What you have to do — Those lines of the following listing which contain the string "justin" should be returned.

Input —
***

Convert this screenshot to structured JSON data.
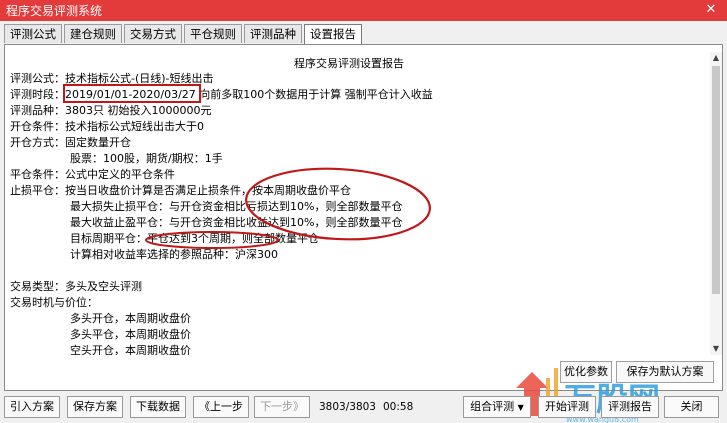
{
  "window": {
    "title": "程序交易评测系统",
    "close_icon": "✕"
  },
  "tabs": [
    "评测公式",
    "建仓规则",
    "交易方式",
    "平仓规则",
    "评测品种",
    "设置报告"
  ],
  "report": {
    "heading": "程序交易评测设置报告",
    "lines": [
      "评测公式：技术指标公式-(日线)-短线出击",
      "评测时段：2019/01/01-2020/03/27 向前多取100个数据用于计算 强制平仓计入收益",
      "评测品种：3803只  初始投入1000000元",
      "开仓条件：技术指标公式短线出击大于0",
      "开仓方式：固定数量开仓",
      "股票：100股，期货/期权：1手",
      "平仓条件：公式中定义的平仓条件",
      "止损平仓：按当日收盘价计算是否满足止损条件，按本周期收盘价平仓",
      "最大损失止损平仓：与开仓资金相比亏损达到10%，则全部数量平仓",
      "最大收益止盈平仓：与开仓资金相比收益达到10%，则全部数量平仓",
      "目标周期平仓：平仓达到3个周期，则全部数量平仓",
      "计算相对收益率选择的参照品种：沪深300",
      "",
      "交易类型：多头及空头评测",
      "交易时机与价位：",
      "多头开仓，本周期收盘价",
      "多头平仓，本周期收盘价",
      "空头开仓，本周期收盘价"
    ]
  },
  "side_buttons": {
    "optimize": "优化参数",
    "save_default": "保存为默认方案"
  },
  "bottom": {
    "import": "引入方案",
    "save": "保存方案",
    "download": "下载数据",
    "prev": "《上一步",
    "next": "下一步》",
    "progress": "3803/3803",
    "time": "00:58",
    "combo": "组合评测",
    "start": "开始评测",
    "report": "评测报告",
    "close": "关闭"
  },
  "watermark": {
    "text": "万股网",
    "subtext": "www.wangu8.com"
  },
  "colors": {
    "titlebar": "#e33b3b",
    "annotation": "#c01818",
    "watermark": "#2e9fe0"
  }
}
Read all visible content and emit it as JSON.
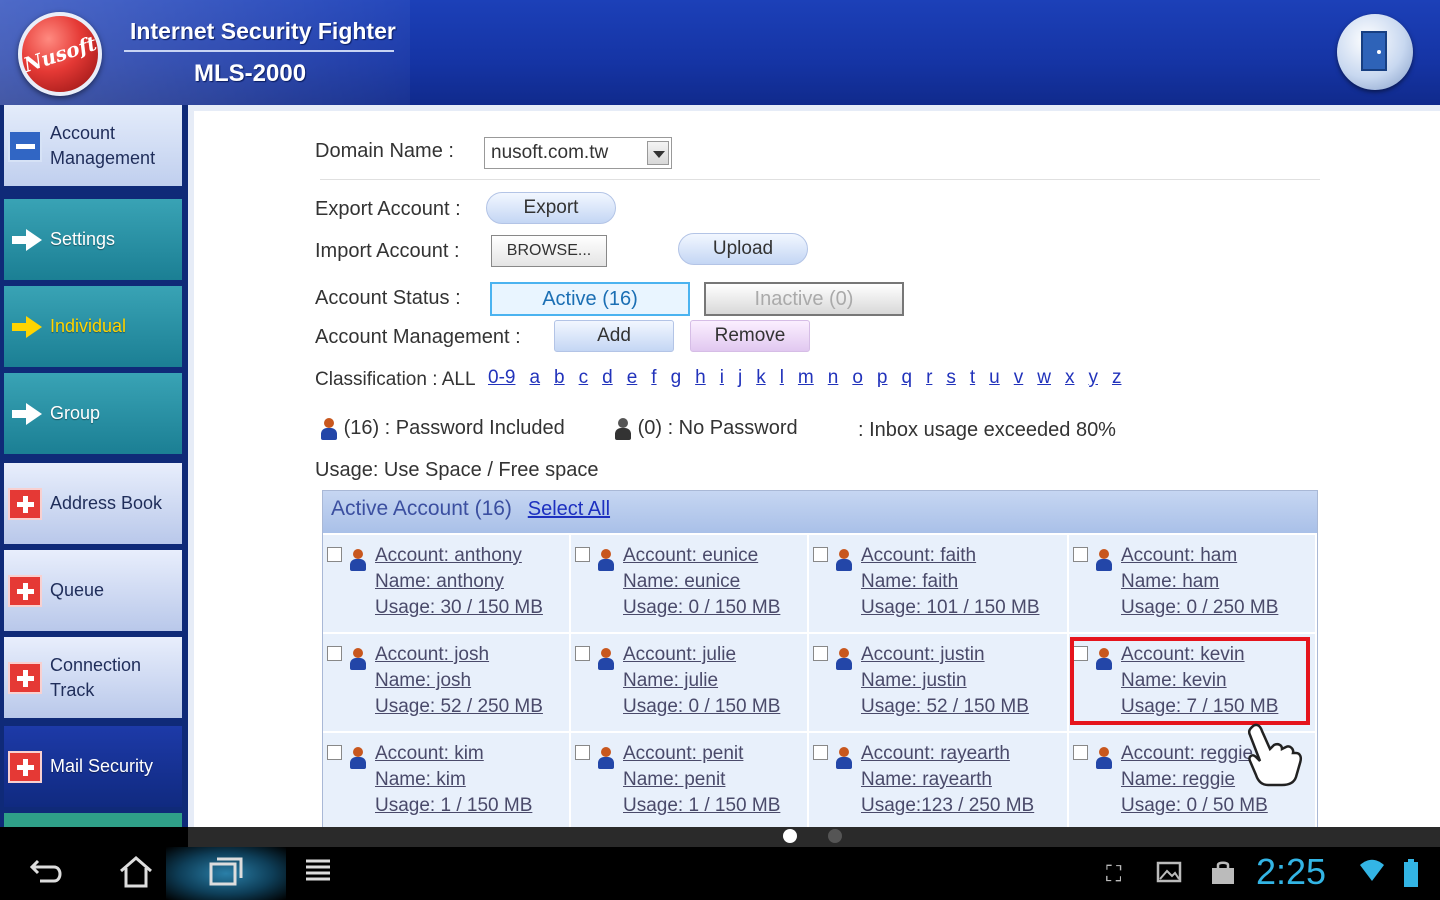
{
  "header": {
    "title": "Internet Security Fighter",
    "model": "MLS-2000",
    "logo_text": "Nusoft",
    "logout_icon": "door-exit-icon"
  },
  "sidebar": {
    "items": [
      {
        "label": "Account Management",
        "icon": "minus-icon",
        "style": "light"
      },
      {
        "label": "Settings",
        "icon": "arrow-right-icon",
        "style": "teal"
      },
      {
        "label": "Individual",
        "icon": "arrow-right-icon",
        "style": "teal",
        "active": true
      },
      {
        "label": "Group",
        "icon": "arrow-right-icon",
        "style": "teal"
      },
      {
        "label": "Address Book",
        "icon": "plus-icon",
        "style": "light"
      },
      {
        "label": "Queue",
        "icon": "plus-icon",
        "style": "light"
      },
      {
        "label": "Connection Track",
        "icon": "plus-icon",
        "style": "light"
      },
      {
        "label": "Mail Security",
        "icon": "plus-icon",
        "style": "dark"
      }
    ]
  },
  "form": {
    "domain_label": "Domain Name :",
    "domain_value": "nusoft.com.tw",
    "export_label": "Export Account :",
    "export_button": "Export",
    "import_label": "Import Account :",
    "browse_button": "BROWSE...",
    "upload_button": "Upload",
    "status_label": "Account Status :",
    "status_active": "Active (16)",
    "status_inactive": "Inactive (0)",
    "management_label": "Account Management :",
    "add_button": "Add",
    "remove_button": "Remove",
    "classification_label": "Classification : ALL",
    "classification_letters": [
      "0-9",
      "a",
      "b",
      "c",
      "d",
      "e",
      "f",
      "g",
      "h",
      "i",
      "j",
      "k",
      "l",
      "m",
      "n",
      "o",
      "p",
      "q",
      "r",
      "s",
      "t",
      "u",
      "v",
      "w",
      "x",
      "y",
      "z"
    ]
  },
  "legend": {
    "password_included": "(16) : Password Included",
    "no_password": "(0) : No Password",
    "inbox_exceeded": ": Inbox usage exceeded 80%",
    "usage_note": "Usage: Use Space / Free space"
  },
  "accounts_table": {
    "title": "Active Account (16)",
    "select_all": "Select All",
    "rows": [
      [
        {
          "account": "Account: anthony",
          "name": "Name: anthony",
          "usage": "Usage: 30 / 150 MB"
        },
        {
          "account": "Account: eunice",
          "name": "Name: eunice",
          "usage": "Usage: 0 / 150 MB"
        },
        {
          "account": "Account: faith",
          "name": "Name: faith",
          "usage": "Usage: 101 / 150 MB"
        },
        {
          "account": "Account: ham",
          "name": "Name: ham",
          "usage": "Usage: 0 / 250 MB"
        }
      ],
      [
        {
          "account": "Account: josh",
          "name": "Name: josh",
          "usage": "Usage: 52 / 250 MB"
        },
        {
          "account": "Account: julie",
          "name": "Name: julie",
          "usage": "Usage: 0 / 150 MB"
        },
        {
          "account": "Account: justin",
          "name": "Name: justin",
          "usage": "Usage: 52 / 150 MB"
        },
        {
          "account": "Account: kevin",
          "name": "Name: kevin",
          "usage": "Usage: 7 / 150 MB"
        }
      ],
      [
        {
          "account": "Account: kim",
          "name": "Name: kim",
          "usage": "Usage: 1 / 150 MB"
        },
        {
          "account": "Account: penit",
          "name": "Name: penit",
          "usage": "Usage: 1 / 150 MB"
        },
        {
          "account": "Account: rayearth",
          "name": "Name: rayearth",
          "usage": "Usage:123 / 250 MB"
        },
        {
          "account": "Account: reggie",
          "name": "Name: reggie",
          "usage": "Usage: 0 / 50 MB"
        }
      ]
    ]
  },
  "system_bar": {
    "time": "2:25",
    "nav_icons": [
      "back-icon",
      "home-icon",
      "recents-icon",
      "menu-icon"
    ],
    "status_icons": [
      "screenshot-icon",
      "gallery-icon",
      "shopping-bag-icon",
      "wifi-icon",
      "battery-icon"
    ]
  },
  "colors": {
    "header_blue": "#1534a4",
    "sidebar_teal": "#1b7f94",
    "highlight_red": "#e5141c",
    "link_blue": "#2233bb",
    "clock_blue": "#33b5e5"
  }
}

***

Solution —
          "account": "Account: justin",
          "name": "Name: justin",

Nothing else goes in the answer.